## WORK ITEM:
Reproduce every entry exactly as shown.

## Website and app data records:
Content starts
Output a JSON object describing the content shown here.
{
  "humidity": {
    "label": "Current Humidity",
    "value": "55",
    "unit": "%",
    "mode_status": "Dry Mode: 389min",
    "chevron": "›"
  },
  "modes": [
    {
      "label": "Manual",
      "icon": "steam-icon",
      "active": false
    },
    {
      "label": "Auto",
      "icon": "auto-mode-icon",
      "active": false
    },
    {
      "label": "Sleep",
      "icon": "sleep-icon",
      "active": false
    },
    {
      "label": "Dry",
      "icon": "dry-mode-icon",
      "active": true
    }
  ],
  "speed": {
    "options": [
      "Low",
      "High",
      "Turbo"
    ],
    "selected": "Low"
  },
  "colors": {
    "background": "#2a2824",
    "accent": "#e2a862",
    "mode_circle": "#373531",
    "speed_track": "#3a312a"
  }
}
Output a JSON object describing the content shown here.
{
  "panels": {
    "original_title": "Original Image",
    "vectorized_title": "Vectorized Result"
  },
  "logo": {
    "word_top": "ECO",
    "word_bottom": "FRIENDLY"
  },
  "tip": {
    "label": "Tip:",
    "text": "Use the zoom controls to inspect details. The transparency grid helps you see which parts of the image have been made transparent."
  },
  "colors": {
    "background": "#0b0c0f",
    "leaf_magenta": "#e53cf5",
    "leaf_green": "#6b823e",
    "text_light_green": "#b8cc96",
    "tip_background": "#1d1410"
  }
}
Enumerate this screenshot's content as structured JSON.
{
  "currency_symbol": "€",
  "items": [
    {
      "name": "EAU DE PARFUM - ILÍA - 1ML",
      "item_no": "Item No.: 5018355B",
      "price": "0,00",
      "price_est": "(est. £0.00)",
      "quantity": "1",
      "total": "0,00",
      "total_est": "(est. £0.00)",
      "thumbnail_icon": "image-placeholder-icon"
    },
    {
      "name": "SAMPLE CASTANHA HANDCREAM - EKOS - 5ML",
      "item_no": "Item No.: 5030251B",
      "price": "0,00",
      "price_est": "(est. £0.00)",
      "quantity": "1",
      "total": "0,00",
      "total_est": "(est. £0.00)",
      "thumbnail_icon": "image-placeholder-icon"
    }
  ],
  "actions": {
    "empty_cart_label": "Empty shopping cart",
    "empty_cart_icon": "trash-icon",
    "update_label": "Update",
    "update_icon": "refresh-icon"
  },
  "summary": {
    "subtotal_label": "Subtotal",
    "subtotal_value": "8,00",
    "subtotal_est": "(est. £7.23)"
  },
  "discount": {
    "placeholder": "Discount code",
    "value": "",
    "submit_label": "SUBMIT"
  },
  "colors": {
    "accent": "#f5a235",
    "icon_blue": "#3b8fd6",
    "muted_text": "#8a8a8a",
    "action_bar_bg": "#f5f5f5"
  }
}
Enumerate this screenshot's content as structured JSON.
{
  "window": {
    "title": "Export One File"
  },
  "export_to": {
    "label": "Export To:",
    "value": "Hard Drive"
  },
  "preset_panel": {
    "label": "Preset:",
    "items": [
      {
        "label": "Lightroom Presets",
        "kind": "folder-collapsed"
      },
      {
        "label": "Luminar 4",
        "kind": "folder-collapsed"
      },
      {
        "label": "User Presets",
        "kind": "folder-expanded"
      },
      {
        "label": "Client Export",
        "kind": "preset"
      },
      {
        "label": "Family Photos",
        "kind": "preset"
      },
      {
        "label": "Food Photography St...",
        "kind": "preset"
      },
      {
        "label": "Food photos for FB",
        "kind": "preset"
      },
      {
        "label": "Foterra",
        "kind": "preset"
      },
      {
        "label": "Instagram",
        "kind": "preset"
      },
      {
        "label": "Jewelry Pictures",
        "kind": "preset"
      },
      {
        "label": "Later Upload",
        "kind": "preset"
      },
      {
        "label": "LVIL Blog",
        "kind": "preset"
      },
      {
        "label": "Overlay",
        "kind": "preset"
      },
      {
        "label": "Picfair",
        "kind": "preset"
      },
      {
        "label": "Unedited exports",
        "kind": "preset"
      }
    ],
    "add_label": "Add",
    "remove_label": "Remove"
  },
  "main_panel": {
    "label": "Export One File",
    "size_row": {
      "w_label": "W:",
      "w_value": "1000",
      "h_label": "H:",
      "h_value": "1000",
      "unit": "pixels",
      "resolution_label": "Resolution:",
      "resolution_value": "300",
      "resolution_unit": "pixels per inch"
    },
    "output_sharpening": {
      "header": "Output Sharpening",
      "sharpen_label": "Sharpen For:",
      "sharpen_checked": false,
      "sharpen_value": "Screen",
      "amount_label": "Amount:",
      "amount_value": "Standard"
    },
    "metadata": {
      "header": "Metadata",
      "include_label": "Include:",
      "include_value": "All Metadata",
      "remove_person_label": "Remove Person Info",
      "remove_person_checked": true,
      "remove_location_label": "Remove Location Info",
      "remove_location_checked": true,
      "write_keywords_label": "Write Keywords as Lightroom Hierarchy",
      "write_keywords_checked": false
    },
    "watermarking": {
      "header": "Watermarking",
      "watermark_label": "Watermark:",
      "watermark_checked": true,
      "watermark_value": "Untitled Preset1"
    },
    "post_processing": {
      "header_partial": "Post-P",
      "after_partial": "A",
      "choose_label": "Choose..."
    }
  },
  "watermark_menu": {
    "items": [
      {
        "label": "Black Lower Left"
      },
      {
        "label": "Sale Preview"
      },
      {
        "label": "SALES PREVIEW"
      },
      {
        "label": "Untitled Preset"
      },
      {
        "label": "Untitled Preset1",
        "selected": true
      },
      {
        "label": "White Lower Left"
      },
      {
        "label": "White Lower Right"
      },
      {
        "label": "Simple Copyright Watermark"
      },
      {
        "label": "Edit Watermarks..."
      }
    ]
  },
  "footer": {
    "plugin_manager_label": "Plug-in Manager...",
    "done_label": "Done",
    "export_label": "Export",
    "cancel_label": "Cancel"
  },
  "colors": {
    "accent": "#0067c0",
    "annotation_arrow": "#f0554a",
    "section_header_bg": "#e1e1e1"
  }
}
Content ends
## FINISHED TASK:
Output a JSON object describing the content shown here.
{
  "humidity": {
    "label": "Current Humidity",
    "value": "55",
    "unit": "%",
    "mode_status": "Dry Mode: 389min",
    "chevron": "›"
  },
  "modes": [
    {
      "label": "Manual",
      "icon": "steam-icon",
      "active": false
    },
    {
      "label": "Auto",
      "icon": "auto-mode-icon",
      "active": false
    },
    {
      "label": "Sleep",
      "icon": "sleep-icon",
      "active": false
    },
    {
      "label": "Dry",
      "icon": "dry-mode-icon",
      "active": true
    }
  ],
  "speed": {
    "options": [
      "Low",
      "High",
      "Turbo"
    ],
    "selected": "Low"
  },
  "colors": {
    "background": "#2a2824",
    "accent": "#e2a862",
    "mode_circle": "#373531",
    "speed_track": "#3a312a"
  }
}
Output a JSON object describing the content shown here.
{
  "panels": {
    "original_title": "Original Image",
    "vectorized_title": "Vectorized Result"
  },
  "logo": {
    "word_top": "ECO",
    "word_bottom": "FRIENDLY"
  },
  "tip": {
    "label": "Tip:",
    "text": "Use the zoom controls to inspect details. The transparency grid helps you see which parts of the image have been made transparent."
  },
  "colors": {
    "background": "#0b0c0f",
    "leaf_magenta": "#e53cf5",
    "leaf_green": "#6b823e",
    "text_light_green": "#b8cc96",
    "tip_background": "#1d1410"
  }
}
Enumerate this screenshot's content as structured JSON.
{
  "currency_symbol": "€",
  "items": [
    {
      "name": "EAU DE PARFUM - ILÍA - 1ML",
      "item_no": "Item No.: 5018355B",
      "price": "0,00",
      "price_est": "(est. £0.00)",
      "quantity": "1",
      "total": "0,00",
      "total_est": "(est. £0.00)",
      "thumbnail_icon": "image-placeholder-icon"
    },
    {
      "name": "SAMPLE CASTANHA HANDCREAM - EKOS - 5ML",
      "item_no": "Item No.: 5030251B",
      "price": "0,00",
      "price_est": "(est. £0.00)",
      "quantity": "1",
      "total": "0,00",
      "total_est": "(est. £0.00)",
      "thumbnail_icon": "image-placeholder-icon"
    }
  ],
  "actions": {
    "empty_cart_label": "Empty shopping cart",
    "empty_cart_icon": "trash-icon",
    "update_label": "Update",
    "update_icon": "refresh-icon"
  },
  "summary": {
    "subtotal_label": "Subtotal",
    "subtotal_value": "8,00",
    "subtotal_est": "(est. £7.23)"
  },
  "discount": {
    "placeholder": "Discount code",
    "value": "",
    "submit_label": "SUBMIT"
  },
  "colors": {
    "accent": "#f5a235",
    "icon_blue": "#3b8fd6",
    "muted_text": "#8a8a8a",
    "action_bar_bg": "#f5f5f5"
  }
}
Enumerate this screenshot's content as structured JSON.
{
  "window": {
    "title": "Export One File"
  },
  "export_to": {
    "label": "Export To:",
    "value": "Hard Drive"
  },
  "preset_panel": {
    "label": "Preset:",
    "items": [
      {
        "label": "Lightroom Presets",
        "kind": "folder-collapsed"
      },
      {
        "label": "Luminar 4",
        "kind": "folder-collapsed"
      },
      {
        "label": "User Presets",
        "kind": "folder-expanded"
      },
      {
        "label": "Client Export",
        "kind": "preset"
      },
      {
        "label": "Family Photos",
        "kind": "preset"
      },
      {
        "label": "Food Photography St...",
        "kind": "preset"
      },
      {
        "label": "Food photos for FB",
        "kind": "preset"
      },
      {
        "label": "Foterra",
        "kind": "preset"
      },
      {
        "label": "Instagram",
        "kind": "preset"
      },
      {
        "label": "Jewelry Pictures",
        "kind": "preset"
      },
      {
        "label": "Later Upload",
        "kind": "preset"
      },
      {
        "label": "LVIL Blog",
        "kind": "preset"
      },
      {
        "label": "Overlay",
        "kind": "preset"
      },
      {
        "label": "Picfair",
        "kind": "preset"
      },
      {
        "label": "Unedited exports",
        "kind": "preset"
      }
    ],
    "add_label": "Add",
    "remove_label": "Remove"
  },
  "main_panel": {
    "label": "Export One File",
    "size_row": {
      "w_label": "W:",
      "w_value": "1000",
      "h_label": "H:",
      "h_value": "1000",
      "unit": "pixels",
      "resolution_label": "Resolution:",
      "resolution_value": "300",
      "resolution_unit": "pixels per inch"
    },
    "output_sharpening": {
      "header": "Output Sharpening",
      "sharpen_label": "Sharpen For:",
      "sharpen_checked": false,
      "sharpen_value": "Screen",
      "amount_label": "Amount:",
      "amount_value": "Standard"
    },
    "metadata": {
      "header": "Metadata",
      "include_label": "Include:",
      "include_value": "All Metadata",
      "remove_person_label": "Remove Person Info",
      "remove_person_checked": true,
      "remove_location_label": "Remove Location Info",
      "remove_location_checked": true,
      "write_keywords_label": "Write Keywords as Lightroom Hierarchy",
      "write_keywords_checked": false
    },
    "watermarking": {
      "header": "Watermarking",
      "watermark_label": "Watermark:",
      "watermark_checked": true,
      "watermark_value": "Untitled Preset1"
    },
    "post_processing": {
      "header_partial": "Post-P",
      "after_partial": "A",
      "choose_label": "Choose..."
    }
  },
  "watermark_menu": {
    "items": [
      {
        "label": "Black Lower Left"
      },
      {
        "label": "Sale Preview"
      },
      {
        "label": "SALES PREVIEW"
      },
      {
        "label": "Untitled Preset"
      },
      {
        "label": "Untitled Preset1",
        "selected": true
      },
      {
        "label": "White Lower Left"
      },
      {
        "label": "White Lower Right"
      },
      {
        "label": "Simple Copyright Watermark"
      },
      {
        "label": "Edit Watermarks..."
      }
    ]
  },
  "footer": {
    "plugin_manager_label": "Plug-in Manager...",
    "done_label": "Done",
    "export_label": "Export",
    "cancel_label": "Cancel"
  },
  "colors": {
    "accent": "#0067c0",
    "annotation_arrow": "#f0554a",
    "section_header_bg": "#e1e1e1"
  }
}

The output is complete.